> _What you are asked to do_
Your response should consist of the records, reproduced exactly.

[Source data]
· · · ·

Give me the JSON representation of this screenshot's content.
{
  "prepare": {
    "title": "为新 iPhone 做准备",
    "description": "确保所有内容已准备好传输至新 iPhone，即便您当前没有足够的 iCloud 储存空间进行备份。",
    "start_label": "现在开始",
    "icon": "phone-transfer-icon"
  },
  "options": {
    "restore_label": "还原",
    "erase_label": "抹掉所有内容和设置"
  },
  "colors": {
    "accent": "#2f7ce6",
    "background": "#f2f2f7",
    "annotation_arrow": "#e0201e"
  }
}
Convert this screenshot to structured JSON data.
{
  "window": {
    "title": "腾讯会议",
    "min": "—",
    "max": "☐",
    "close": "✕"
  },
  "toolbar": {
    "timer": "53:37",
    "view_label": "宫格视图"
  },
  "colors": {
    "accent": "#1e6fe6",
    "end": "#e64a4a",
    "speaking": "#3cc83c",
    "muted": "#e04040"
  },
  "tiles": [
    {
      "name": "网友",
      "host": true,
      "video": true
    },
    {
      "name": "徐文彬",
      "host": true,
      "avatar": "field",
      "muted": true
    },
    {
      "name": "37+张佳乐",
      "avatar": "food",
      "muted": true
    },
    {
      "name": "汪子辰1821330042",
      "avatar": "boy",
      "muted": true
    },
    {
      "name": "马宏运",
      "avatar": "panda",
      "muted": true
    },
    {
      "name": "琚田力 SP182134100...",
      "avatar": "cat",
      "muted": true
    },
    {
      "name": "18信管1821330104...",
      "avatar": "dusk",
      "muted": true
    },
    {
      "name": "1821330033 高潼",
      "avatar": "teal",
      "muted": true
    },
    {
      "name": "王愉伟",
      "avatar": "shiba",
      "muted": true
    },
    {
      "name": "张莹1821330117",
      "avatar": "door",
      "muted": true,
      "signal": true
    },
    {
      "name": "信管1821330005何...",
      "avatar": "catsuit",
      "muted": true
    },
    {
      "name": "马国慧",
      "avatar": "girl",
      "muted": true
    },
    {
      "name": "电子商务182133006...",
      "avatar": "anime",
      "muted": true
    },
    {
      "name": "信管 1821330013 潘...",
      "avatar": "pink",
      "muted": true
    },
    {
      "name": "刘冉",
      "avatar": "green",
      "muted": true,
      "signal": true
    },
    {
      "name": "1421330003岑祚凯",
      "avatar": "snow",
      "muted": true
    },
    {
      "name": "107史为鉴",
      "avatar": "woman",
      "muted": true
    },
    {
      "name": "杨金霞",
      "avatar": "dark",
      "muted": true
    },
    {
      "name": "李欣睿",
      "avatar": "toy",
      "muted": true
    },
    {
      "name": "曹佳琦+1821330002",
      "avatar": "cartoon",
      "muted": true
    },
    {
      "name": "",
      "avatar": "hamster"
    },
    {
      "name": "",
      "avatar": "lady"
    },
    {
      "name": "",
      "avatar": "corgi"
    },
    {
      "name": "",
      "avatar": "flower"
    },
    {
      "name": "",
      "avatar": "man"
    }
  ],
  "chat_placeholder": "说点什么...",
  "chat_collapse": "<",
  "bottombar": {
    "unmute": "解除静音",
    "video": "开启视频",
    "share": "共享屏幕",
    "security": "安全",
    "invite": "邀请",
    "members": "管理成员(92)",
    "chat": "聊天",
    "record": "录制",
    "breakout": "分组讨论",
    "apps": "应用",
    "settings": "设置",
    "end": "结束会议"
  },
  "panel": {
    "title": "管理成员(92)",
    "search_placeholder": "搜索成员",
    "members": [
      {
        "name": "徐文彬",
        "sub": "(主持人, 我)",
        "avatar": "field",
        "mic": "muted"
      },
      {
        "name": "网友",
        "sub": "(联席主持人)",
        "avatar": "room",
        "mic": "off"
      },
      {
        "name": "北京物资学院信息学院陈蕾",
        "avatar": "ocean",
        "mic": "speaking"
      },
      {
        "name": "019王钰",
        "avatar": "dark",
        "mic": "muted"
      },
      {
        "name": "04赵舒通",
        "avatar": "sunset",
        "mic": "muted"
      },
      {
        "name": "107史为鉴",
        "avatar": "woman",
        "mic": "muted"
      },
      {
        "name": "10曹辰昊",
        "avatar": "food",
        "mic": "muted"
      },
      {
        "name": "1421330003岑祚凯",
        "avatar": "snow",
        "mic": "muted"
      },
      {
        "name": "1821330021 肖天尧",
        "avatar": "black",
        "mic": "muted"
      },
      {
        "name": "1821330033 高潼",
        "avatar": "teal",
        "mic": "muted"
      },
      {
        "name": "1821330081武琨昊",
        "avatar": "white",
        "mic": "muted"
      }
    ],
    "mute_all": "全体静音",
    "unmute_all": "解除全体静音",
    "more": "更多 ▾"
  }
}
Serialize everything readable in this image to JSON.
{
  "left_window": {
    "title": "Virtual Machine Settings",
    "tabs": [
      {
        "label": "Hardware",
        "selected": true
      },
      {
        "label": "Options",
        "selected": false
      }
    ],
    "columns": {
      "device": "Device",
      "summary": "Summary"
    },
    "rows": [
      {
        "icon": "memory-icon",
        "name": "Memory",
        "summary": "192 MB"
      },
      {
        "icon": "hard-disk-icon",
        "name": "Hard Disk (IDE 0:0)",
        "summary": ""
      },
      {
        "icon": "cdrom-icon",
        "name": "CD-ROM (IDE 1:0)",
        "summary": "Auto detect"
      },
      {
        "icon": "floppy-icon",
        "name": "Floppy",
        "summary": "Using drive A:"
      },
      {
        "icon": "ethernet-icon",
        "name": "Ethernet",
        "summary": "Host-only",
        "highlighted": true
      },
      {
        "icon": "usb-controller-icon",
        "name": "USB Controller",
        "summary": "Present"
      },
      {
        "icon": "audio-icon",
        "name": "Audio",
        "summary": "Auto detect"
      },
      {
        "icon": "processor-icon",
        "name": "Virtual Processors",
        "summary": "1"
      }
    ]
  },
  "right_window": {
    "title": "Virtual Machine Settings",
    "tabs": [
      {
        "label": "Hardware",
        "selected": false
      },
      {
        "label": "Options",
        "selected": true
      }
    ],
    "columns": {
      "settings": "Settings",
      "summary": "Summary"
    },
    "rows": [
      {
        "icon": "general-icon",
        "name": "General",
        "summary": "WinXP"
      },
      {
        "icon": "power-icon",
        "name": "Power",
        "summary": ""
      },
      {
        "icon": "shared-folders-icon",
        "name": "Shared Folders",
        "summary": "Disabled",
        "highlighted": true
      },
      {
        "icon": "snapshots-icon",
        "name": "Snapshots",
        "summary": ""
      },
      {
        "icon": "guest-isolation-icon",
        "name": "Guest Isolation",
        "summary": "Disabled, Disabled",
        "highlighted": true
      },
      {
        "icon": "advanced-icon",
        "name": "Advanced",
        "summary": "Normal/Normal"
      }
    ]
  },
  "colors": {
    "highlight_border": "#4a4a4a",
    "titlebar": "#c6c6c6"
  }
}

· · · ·

> _Answer below_
Give me the JSON representation of this screenshot's content.
{
  "prepare": {
    "title": "为新 iPhone 做准备",
    "description": "确保所有内容已准备好传输至新 iPhone，即便您当前没有足够的 iCloud 储存空间进行备份。",
    "start_label": "现在开始",
    "icon": "phone-transfer-icon"
  },
  "options": {
    "restore_label": "还原",
    "erase_label": "抹掉所有内容和设置"
  },
  "colors": {
    "accent": "#2f7ce6",
    "background": "#f2f2f7",
    "annotation_arrow": "#e0201e"
  }
}
Convert this screenshot to structured JSON data.
{
  "window": {
    "title": "腾讯会议",
    "min": "—",
    "max": "☐",
    "close": "✕"
  },
  "toolbar": {
    "timer": "53:37",
    "view_label": "宫格视图"
  },
  "colors": {
    "accent": "#1e6fe6",
    "end": "#e64a4a",
    "speaking": "#3cc83c",
    "muted": "#e04040"
  },
  "tiles": [
    {
      "name": "网友",
      "host": true,
      "video": true
    },
    {
      "name": "徐文彬",
      "host": true,
      "avatar": "field",
      "muted": true
    },
    {
      "name": "37+张佳乐",
      "avatar": "food",
      "muted": true
    },
    {
      "name": "汪子辰1821330042",
      "avatar": "boy",
      "muted": true
    },
    {
      "name": "马宏运",
      "avatar": "panda",
      "muted": true
    },
    {
      "name": "琚田力 SP182134100...",
      "avatar": "cat",
      "muted": true
    },
    {
      "name": "18信管1821330104...",
      "avatar": "dusk",
      "muted": true
    },
    {
      "name": "1821330033 高潼",
      "avatar": "teal",
      "muted": true
    },
    {
      "name": "王愉伟",
      "avatar": "shiba",
      "muted": true
    },
    {
      "name": "张莹1821330117",
      "avatar": "door",
      "muted": true,
      "signal": true
    },
    {
      "name": "信管1821330005何...",
      "avatar": "catsuit",
      "muted": true
    },
    {
      "name": "马国慧",
      "avatar": "girl",
      "muted": true
    },
    {
      "name": "电子商务182133006...",
      "avatar": "anime",
      "muted": true
    },
    {
      "name": "信管 1821330013 潘...",
      "avatar": "pink",
      "muted": true
    },
    {
      "name": "刘冉",
      "avatar": "green",
      "muted": true,
      "signal": true
    },
    {
      "name": "1421330003岑祚凯",
      "avatar": "snow",
      "muted": true
    },
    {
      "name": "107史为鉴",
      "avatar": "woman",
      "muted": true
    },
    {
      "name": "杨金霞",
      "avatar": "dark",
      "muted": true
    },
    {
      "name": "李欣睿",
      "avatar": "toy",
      "muted": true
    },
    {
      "name": "曹佳琦+1821330002",
      "avatar": "cartoon",
      "muted": true
    },
    {
      "name": "",
      "avatar": "hamster"
    },
    {
      "name": "",
      "avatar": "lady"
    },
    {
      "name": "",
      "avatar": "corgi"
    },
    {
      "name": "",
      "avatar": "flower"
    },
    {
      "name": "",
      "avatar": "man"
    }
  ],
  "chat_placeholder": "说点什么...",
  "chat_collapse": "<",
  "bottombar": {
    "unmute": "解除静音",
    "video": "开启视频",
    "share": "共享屏幕",
    "security": "安全",
    "invite": "邀请",
    "members": "管理成员(92)",
    "chat": "聊天",
    "record": "录制",
    "breakout": "分组讨论",
    "apps": "应用",
    "settings": "设置",
    "end": "结束会议"
  },
  "panel": {
    "title": "管理成员(92)",
    "search_placeholder": "搜索成员",
    "members": [
      {
        "name": "徐文彬",
        "sub": "(主持人, 我)",
        "avatar": "field",
        "mic": "muted"
      },
      {
        "name": "网友",
        "sub": "(联席主持人)",
        "avatar": "room",
        "mic": "off"
      },
      {
        "name": "北京物资学院信息学院陈蕾",
        "avatar": "ocean",
        "mic": "speaking"
      },
      {
        "name": "019王钰",
        "avatar": "dark",
        "mic": "muted"
      },
      {
        "name": "04赵舒通",
        "avatar": "sunset",
        "mic": "muted"
      },
      {
        "name": "107史为鉴",
        "avatar": "woman",
        "mic": "muted"
      },
      {
        "name": "10曹辰昊",
        "avatar": "food",
        "mic": "muted"
      },
      {
        "name": "1421330003岑祚凯",
        "avatar": "snow",
        "mic": "muted"
      },
      {
        "name": "1821330021 肖天尧",
        "avatar": "black",
        "mic": "muted"
      },
      {
        "name": "1821330033 高潼",
        "avatar": "teal",
        "mic": "muted"
      },
      {
        "name": "1821330081武琨昊",
        "avatar": "white",
        "mic": "muted"
      }
    ],
    "mute_all": "全体静音",
    "unmute_all": "解除全体静音",
    "more": "更多 ▾"
  }
}
Serialize everything readable in this image to JSON.
{
  "left_window": {
    "title": "Virtual Machine Settings",
    "tabs": [
      {
        "label": "Hardware",
        "selected": true
      },
      {
        "label": "Options",
        "selected": false
      }
    ],
    "columns": {
      "device": "Device",
      "summary": "Summary"
    },
    "rows": [
      {
        "icon": "memory-icon",
        "name": "Memory",
        "summary": "192 MB"
      },
      {
        "icon": "hard-disk-icon",
        "name": "Hard Disk (IDE 0:0)",
        "summary": ""
      },
      {
        "icon": "cdrom-icon",
        "name": "CD-ROM (IDE 1:0)",
        "summary": "Auto detect"
      },
      {
        "icon": "floppy-icon",
        "name": "Floppy",
        "summary": "Using drive A:"
      },
      {
        "icon": "ethernet-icon",
        "name": "Ethernet",
        "summary": "Host-only",
        "highlighted": true
      },
      {
        "icon": "usb-controller-icon",
        "name": "USB Controller",
        "summary": "Present"
      },
      {
        "icon": "audio-icon",
        "name": "Audio",
        "summary": "Auto detect"
      },
      {
        "icon": "processor-icon",
        "name": "Virtual Processors",
        "summary": "1"
      }
    ]
  },
  "right_window": {
    "title": "Virtual Machine Settings",
    "tabs": [
      {
        "label": "Hardware",
        "selected": false
      },
      {
        "label": "Options",
        "selected": true
      }
    ],
    "columns": {
      "settings": "Settings",
      "summary": "Summary"
    },
    "rows": [
      {
        "icon": "general-icon",
        "name": "General",
        "summary": "WinXP"
      },
      {
        "icon": "power-icon",
        "name": "Power",
        "summary": ""
      },
      {
        "icon": "shared-folders-icon",
        "name": "Shared Folders",
        "summary": "Disabled",
        "highlighted": true
      },
      {
        "icon": "snapshots-icon",
        "name": "Snapshots",
        "summary": ""
      },
      {
        "icon": "guest-isolation-icon",
        "name": "Guest Isolation",
        "summary": "Disabled, Disabled",
        "highlighted": true
      },
      {
        "icon": "advanced-icon",
        "name": "Advanced",
        "summary": "Normal/Normal"
      }
    ]
  },
  "colors": {
    "highlight_border": "#4a4a4a",
    "titlebar": "#c6c6c6"
  }
}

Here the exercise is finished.